Interface dataset entries:

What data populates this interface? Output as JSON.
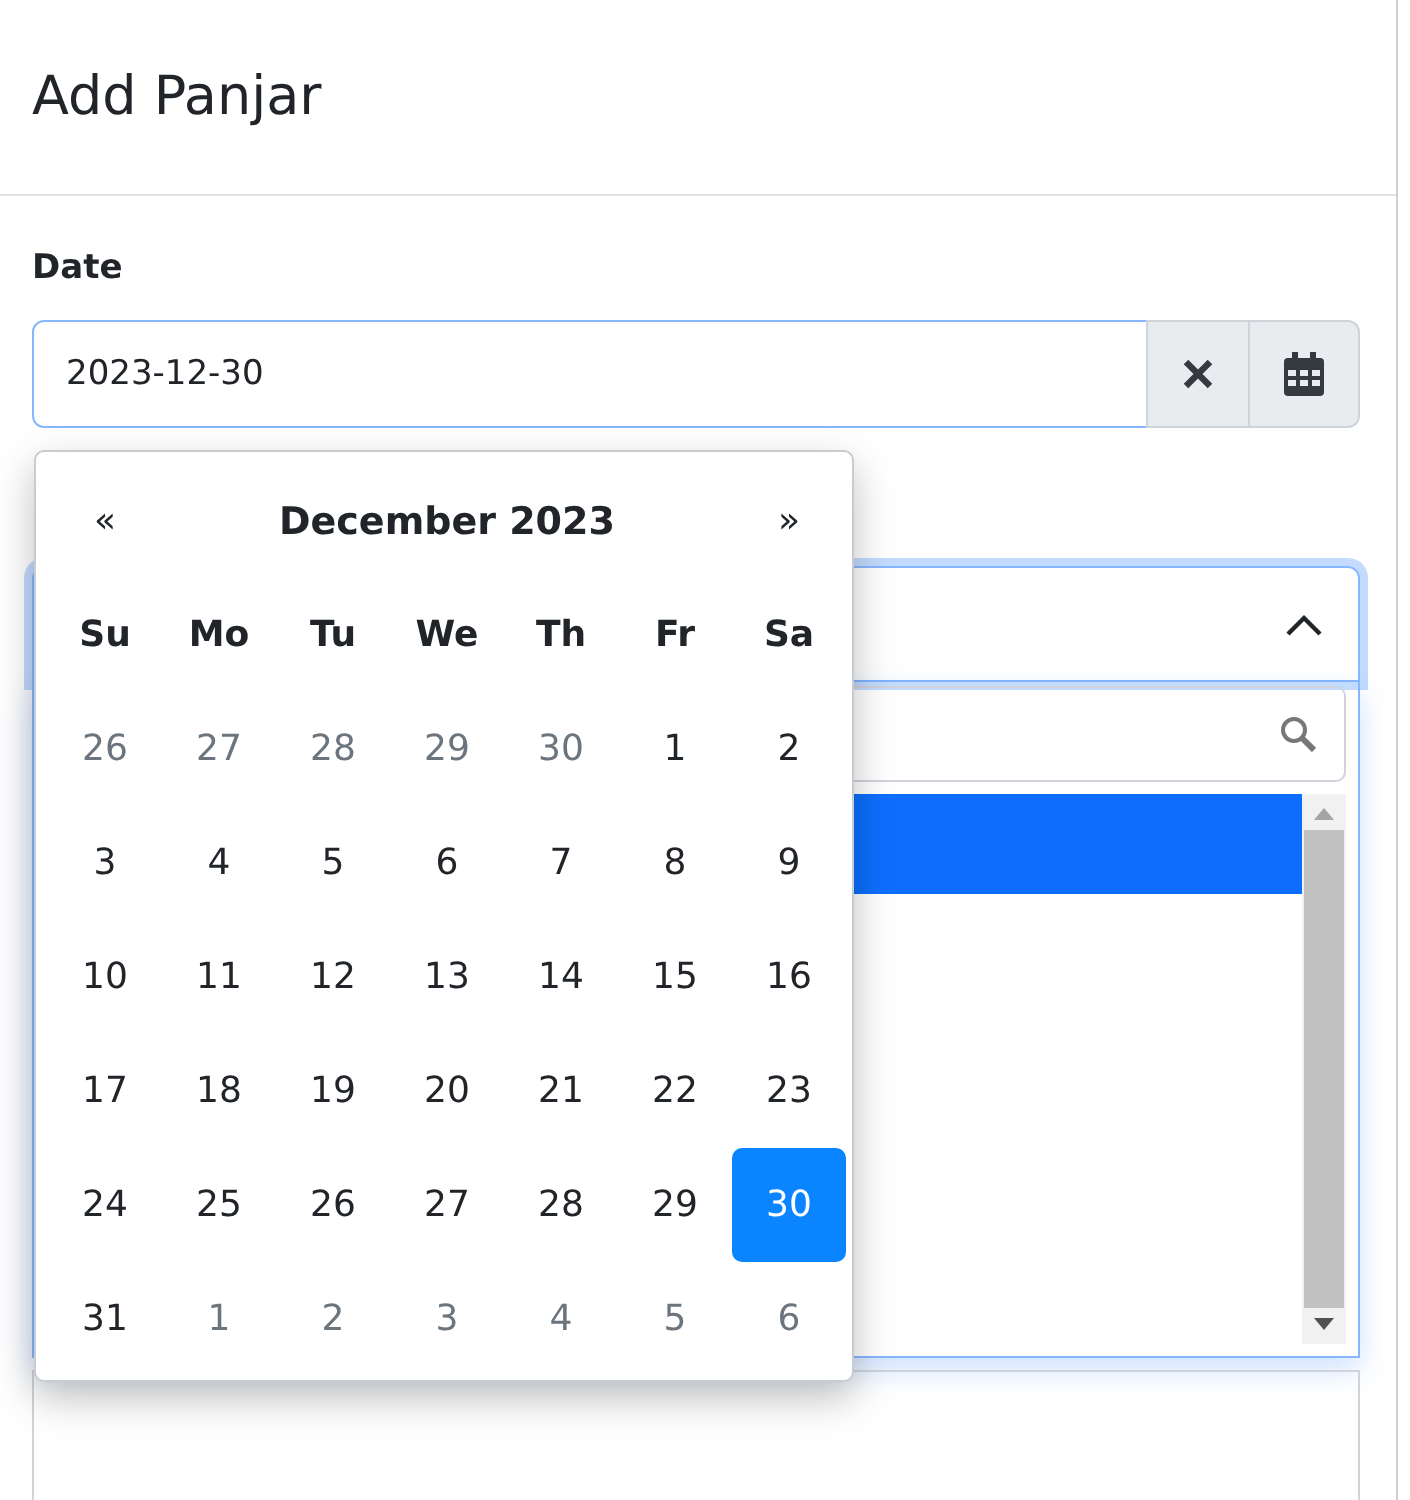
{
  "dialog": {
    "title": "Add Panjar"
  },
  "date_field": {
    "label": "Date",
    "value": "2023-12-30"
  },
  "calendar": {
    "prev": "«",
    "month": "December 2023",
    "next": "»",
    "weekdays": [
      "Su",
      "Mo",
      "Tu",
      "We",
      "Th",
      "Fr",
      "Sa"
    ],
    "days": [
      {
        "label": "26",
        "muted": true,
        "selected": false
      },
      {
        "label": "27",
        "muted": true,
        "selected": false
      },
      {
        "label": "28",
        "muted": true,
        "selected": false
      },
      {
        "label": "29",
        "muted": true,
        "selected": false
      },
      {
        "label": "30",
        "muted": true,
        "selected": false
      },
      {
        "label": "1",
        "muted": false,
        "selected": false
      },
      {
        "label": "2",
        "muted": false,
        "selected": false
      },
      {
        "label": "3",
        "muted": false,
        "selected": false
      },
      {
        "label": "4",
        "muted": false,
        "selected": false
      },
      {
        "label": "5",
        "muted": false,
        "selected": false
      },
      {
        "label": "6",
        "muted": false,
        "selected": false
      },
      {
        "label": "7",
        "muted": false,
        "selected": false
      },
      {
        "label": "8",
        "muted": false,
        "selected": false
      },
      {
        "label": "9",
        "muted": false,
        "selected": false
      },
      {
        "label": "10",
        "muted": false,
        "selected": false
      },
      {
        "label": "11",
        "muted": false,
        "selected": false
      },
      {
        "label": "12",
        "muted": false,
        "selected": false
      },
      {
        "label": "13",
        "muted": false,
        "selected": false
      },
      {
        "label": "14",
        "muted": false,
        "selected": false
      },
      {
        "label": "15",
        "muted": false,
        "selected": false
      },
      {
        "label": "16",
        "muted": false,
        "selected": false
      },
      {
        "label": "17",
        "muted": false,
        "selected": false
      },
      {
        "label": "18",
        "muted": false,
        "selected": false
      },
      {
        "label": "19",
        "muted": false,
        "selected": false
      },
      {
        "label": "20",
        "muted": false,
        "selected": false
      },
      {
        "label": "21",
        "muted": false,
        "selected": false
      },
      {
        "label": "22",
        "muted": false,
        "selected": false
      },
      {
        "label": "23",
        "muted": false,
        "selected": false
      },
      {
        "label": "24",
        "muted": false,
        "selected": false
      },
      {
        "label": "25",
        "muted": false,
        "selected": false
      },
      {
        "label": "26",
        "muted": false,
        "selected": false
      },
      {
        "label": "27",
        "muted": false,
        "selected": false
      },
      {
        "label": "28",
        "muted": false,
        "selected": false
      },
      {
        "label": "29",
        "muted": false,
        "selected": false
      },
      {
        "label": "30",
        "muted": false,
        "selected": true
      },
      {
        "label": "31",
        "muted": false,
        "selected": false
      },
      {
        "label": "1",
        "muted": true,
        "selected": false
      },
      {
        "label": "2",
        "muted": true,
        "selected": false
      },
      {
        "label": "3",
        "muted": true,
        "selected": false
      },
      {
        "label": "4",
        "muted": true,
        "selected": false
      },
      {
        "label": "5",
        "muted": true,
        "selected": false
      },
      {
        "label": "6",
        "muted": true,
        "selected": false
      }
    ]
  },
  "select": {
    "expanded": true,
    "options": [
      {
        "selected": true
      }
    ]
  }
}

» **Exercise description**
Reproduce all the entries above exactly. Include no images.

» **Task answer**
What data populates this interface? Output as JSON.
{
  "dialog": {
    "title": "Add Panjar"
  },
  "date_field": {
    "label": "Date",
    "value": "2023-12-30"
  },
  "calendar": {
    "prev": "«",
    "month": "December 2023",
    "next": "»",
    "weekdays": [
      "Su",
      "Mo",
      "Tu",
      "We",
      "Th",
      "Fr",
      "Sa"
    ],
    "days": [
      {
        "label": "26",
        "muted": true,
        "selected": false
      },
      {
        "label": "27",
        "muted": true,
        "selected": false
      },
      {
        "label": "28",
        "muted": true,
        "selected": false
      },
      {
        "label": "29",
        "muted": true,
        "selected": false
      },
      {
        "label": "30",
        "muted": true,
        "selected": false
      },
      {
        "label": "1",
        "muted": false,
        "selected": false
      },
      {
        "label": "2",
        "muted": false,
        "selected": false
      },
      {
        "label": "3",
        "muted": false,
        "selected": false
      },
      {
        "label": "4",
        "muted": false,
        "selected": false
      },
      {
        "label": "5",
        "muted": false,
        "selected": false
      },
      {
        "label": "6",
        "muted": false,
        "selected": false
      },
      {
        "label": "7",
        "muted": false,
        "selected": false
      },
      {
        "label": "8",
        "muted": false,
        "selected": false
      },
      {
        "label": "9",
        "muted": false,
        "selected": false
      },
      {
        "label": "10",
        "muted": false,
        "selected": false
      },
      {
        "label": "11",
        "muted": false,
        "selected": false
      },
      {
        "label": "12",
        "muted": false,
        "selected": false
      },
      {
        "label": "13",
        "muted": false,
        "selected": false
      },
      {
        "label": "14",
        "muted": false,
        "selected": false
      },
      {
        "label": "15",
        "muted": false,
        "selected": false
      },
      {
        "label": "16",
        "muted": false,
        "selected": false
      },
      {
        "label": "17",
        "muted": false,
        "selected": false
      },
      {
        "label": "18",
        "muted": false,
        "selected": false
      },
      {
        "label": "19",
        "muted": false,
        "selected": false
      },
      {
        "label": "20",
        "muted": false,
        "selected": false
      },
      {
        "label": "21",
        "muted": false,
        "selected": false
      },
      {
        "label": "22",
        "muted": false,
        "selected": false
      },
      {
        "label": "23",
        "muted": false,
        "selected": false
      },
      {
        "label": "24",
        "muted": false,
        "selected": false
      },
      {
        "label": "25",
        "muted": false,
        "selected": false
      },
      {
        "label": "26",
        "muted": false,
        "selected": false
      },
      {
        "label": "27",
        "muted": false,
        "selected": false
      },
      {
        "label": "28",
        "muted": false,
        "selected": false
      },
      {
        "label": "29",
        "muted": false,
        "selected": false
      },
      {
        "label": "30",
        "muted": false,
        "selected": true
      },
      {
        "label": "31",
        "muted": false,
        "selected": false
      },
      {
        "label": "1",
        "muted": true,
        "selected": false
      },
      {
        "label": "2",
        "muted": true,
        "selected": false
      },
      {
        "label": "3",
        "muted": true,
        "selected": false
      },
      {
        "label": "4",
        "muted": true,
        "selected": false
      },
      {
        "label": "5",
        "muted": true,
        "selected": false
      },
      {
        "label": "6",
        "muted": true,
        "selected": false
      }
    ]
  },
  "select": {
    "expanded": true,
    "options": [
      {
        "selected": true
      }
    ]
  }
}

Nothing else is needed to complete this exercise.